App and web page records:
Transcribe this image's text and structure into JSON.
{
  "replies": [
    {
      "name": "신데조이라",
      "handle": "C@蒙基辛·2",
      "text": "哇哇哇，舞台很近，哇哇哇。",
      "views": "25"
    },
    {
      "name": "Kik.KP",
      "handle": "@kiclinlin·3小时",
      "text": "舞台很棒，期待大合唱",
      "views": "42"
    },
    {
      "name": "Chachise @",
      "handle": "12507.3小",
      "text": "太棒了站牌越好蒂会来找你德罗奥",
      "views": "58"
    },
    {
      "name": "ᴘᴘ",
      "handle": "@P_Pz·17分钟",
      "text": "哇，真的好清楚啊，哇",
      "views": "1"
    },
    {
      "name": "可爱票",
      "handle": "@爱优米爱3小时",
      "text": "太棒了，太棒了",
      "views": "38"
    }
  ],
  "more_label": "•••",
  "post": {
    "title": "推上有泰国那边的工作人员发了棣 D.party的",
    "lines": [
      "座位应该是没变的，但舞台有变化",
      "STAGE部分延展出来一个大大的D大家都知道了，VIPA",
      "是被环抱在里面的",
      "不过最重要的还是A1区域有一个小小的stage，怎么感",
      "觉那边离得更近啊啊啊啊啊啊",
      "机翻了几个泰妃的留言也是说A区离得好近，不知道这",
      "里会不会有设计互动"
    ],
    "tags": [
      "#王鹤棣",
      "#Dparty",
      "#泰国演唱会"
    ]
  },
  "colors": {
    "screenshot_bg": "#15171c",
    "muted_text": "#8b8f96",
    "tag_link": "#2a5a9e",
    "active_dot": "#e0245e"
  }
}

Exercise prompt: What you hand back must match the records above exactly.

Answer area:
Transcribe this image's text and structure into JSON.
{
  "replies": [
    {
      "name": "신데조이라",
      "handle": "C@蒙基辛·2",
      "text": "哇哇哇，舞台很近，哇哇哇。",
      "views": "25"
    },
    {
      "name": "Kik.KP",
      "handle": "@kiclinlin·3小时",
      "text": "舞台很棒，期待大合唱",
      "views": "42"
    },
    {
      "name": "Chachise @",
      "handle": "12507.3小",
      "text": "太棒了站牌越好蒂会来找你德罗奥",
      "views": "58"
    },
    {
      "name": "ᴘᴘ",
      "handle": "@P_Pz·17分钟",
      "text": "哇，真的好清楚啊，哇",
      "views": "1"
    },
    {
      "name": "可爱票",
      "handle": "@爱优米爱3小时",
      "text": "太棒了，太棒了",
      "views": "38"
    }
  ],
  "more_label": "•••",
  "post": {
    "title": "推上有泰国那边的工作人员发了棣 D.party的",
    "lines": [
      "座位应该是没变的，但舞台有变化",
      "STAGE部分延展出来一个大大的D大家都知道了，VIPA",
      "是被环抱在里面的",
      "不过最重要的还是A1区域有一个小小的stage，怎么感",
      "觉那边离得更近啊啊啊啊啊啊",
      "机翻了几个泰妃的留言也是说A区离得好近，不知道这",
      "里会不会有设计互动"
    ],
    "tags": [
      "#王鹤棣",
      "#Dparty",
      "#泰国演唱会"
    ]
  },
  "colors": {
    "screenshot_bg": "#15171c",
    "muted_text": "#8b8f96",
    "tag_link": "#2a5a9e",
    "active_dot": "#e0245e"
  }
}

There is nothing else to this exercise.